"The NHS did an amazing job looking after Linda; however, we were beginning to realise that we had a complex management situation on our hands. Coordinating the efforts of the private sector, the NHS and the General Practice doctors had become an issue. For example, Linda’s records, including MRI scans, were now located within separate organisations, which was an issue I struggled to resolve. No one was at fault, however, it is an issue to seriously consider for anyone involved with this situation.
“Perhaps deep down we had suspected and feared what the underlying issue would prove to be, but it wasn’t until that Friday at the hospital that we knew.
“We had just had the worst news imaginable – but in fact this is the point at which everything changed and improved. We were referred to Rennie Grove Hospice Care and these amazing nurses came in, grabbed hold of this thing and transformed the whole situation. From utter confusion – me feeling all at sea – we suddenly had structure and a plan, and someone to liaise with all the strands of healthcare provision we’d been struggling to keep hold of. Someone who could walk into our GP surgery and the doctors would stop and listen.
“The Rennie Grove nurses would sit me down and talk to me – candidly and sensitively – about what was going to happen. They explained what I already knew but still struggled to accept: that Linda was going to die. I would often break down crying when we talked about it. But what they said to me helped me cope: ‘focus on what can be done and ignore what can’t be changed’, they used to say. This may seem intuitive but in the moment – when your loved one is dying and you feel the full weight of responsibility and loss bearing down on you – you need someone to remind you. What the Rennie Grove nurses were saying was that Linda dying was a tragic inevitability – but that it was within our power to make her death the best it could possibly be.
“I set about preparing the house so she could die at home, which was what we both wanted. The nurses also advised me to think about the future: consider Wills, any paperwork in Linda’s name, the logistics of her funeral. I felt terrible planning all this while she was still with us, but on reflection it was the right thing to do. She wanted to be buried in Scotland, where we both originate from, and this required a certain amount of planning ahead.
“The Rennie Grove nurses display an extraordinary combination of emotional intelligence, organisational skills and specialist knowledge. They visited us daily, administering oral morphine initially and later setting up a syringe driver.
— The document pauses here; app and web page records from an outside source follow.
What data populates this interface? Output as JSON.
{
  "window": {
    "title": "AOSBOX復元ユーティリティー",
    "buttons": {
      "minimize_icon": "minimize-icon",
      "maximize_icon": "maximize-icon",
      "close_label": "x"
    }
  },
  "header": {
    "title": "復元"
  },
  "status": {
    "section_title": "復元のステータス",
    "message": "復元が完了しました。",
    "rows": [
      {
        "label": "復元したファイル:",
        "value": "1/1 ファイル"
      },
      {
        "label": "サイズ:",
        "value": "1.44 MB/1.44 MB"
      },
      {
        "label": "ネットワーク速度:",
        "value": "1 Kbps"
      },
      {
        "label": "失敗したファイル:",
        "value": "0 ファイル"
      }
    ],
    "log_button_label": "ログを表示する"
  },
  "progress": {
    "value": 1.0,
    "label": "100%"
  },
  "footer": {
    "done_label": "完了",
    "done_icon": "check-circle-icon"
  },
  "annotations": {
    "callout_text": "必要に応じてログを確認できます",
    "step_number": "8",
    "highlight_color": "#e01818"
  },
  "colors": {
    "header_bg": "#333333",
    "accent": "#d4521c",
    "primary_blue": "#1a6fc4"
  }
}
And whenever I rang, I was put through to someone who knew what they were talking about and a nurse would be with us within 20 minutes to half an hour. If it hadn’t been for them coming to the house, I couldn’t have coped.
“I was holding Linda’s hand when she died. One of the Rennie Grove nurses was with us and her being there was a gift in itself; without her there I would probably have been in utter panic.
“Linda was always at the centre of their care, but with the Rennie Grove nurses, I was treated equally. Unlike all the other healthcare providers who helped us, who rightly focused on Linda, they took the time to support me too. Their reasoning is that a carer who is coping can make the difference between a patient being able to stay at home and having to go into hospital. And all the time they were helping to prepare me for life after Linda – unthinkable at the time, but something I had to deal with.
“It was the most difficult and terrible period of my life, but also in many ways the most uplifting. I saw amazing people at work and the simple fact of people helping others at the most vulnerable point in their lives gave me faith in humanity. To anyone going through this, I would say listen to the nurses’ advice: it is priceless.”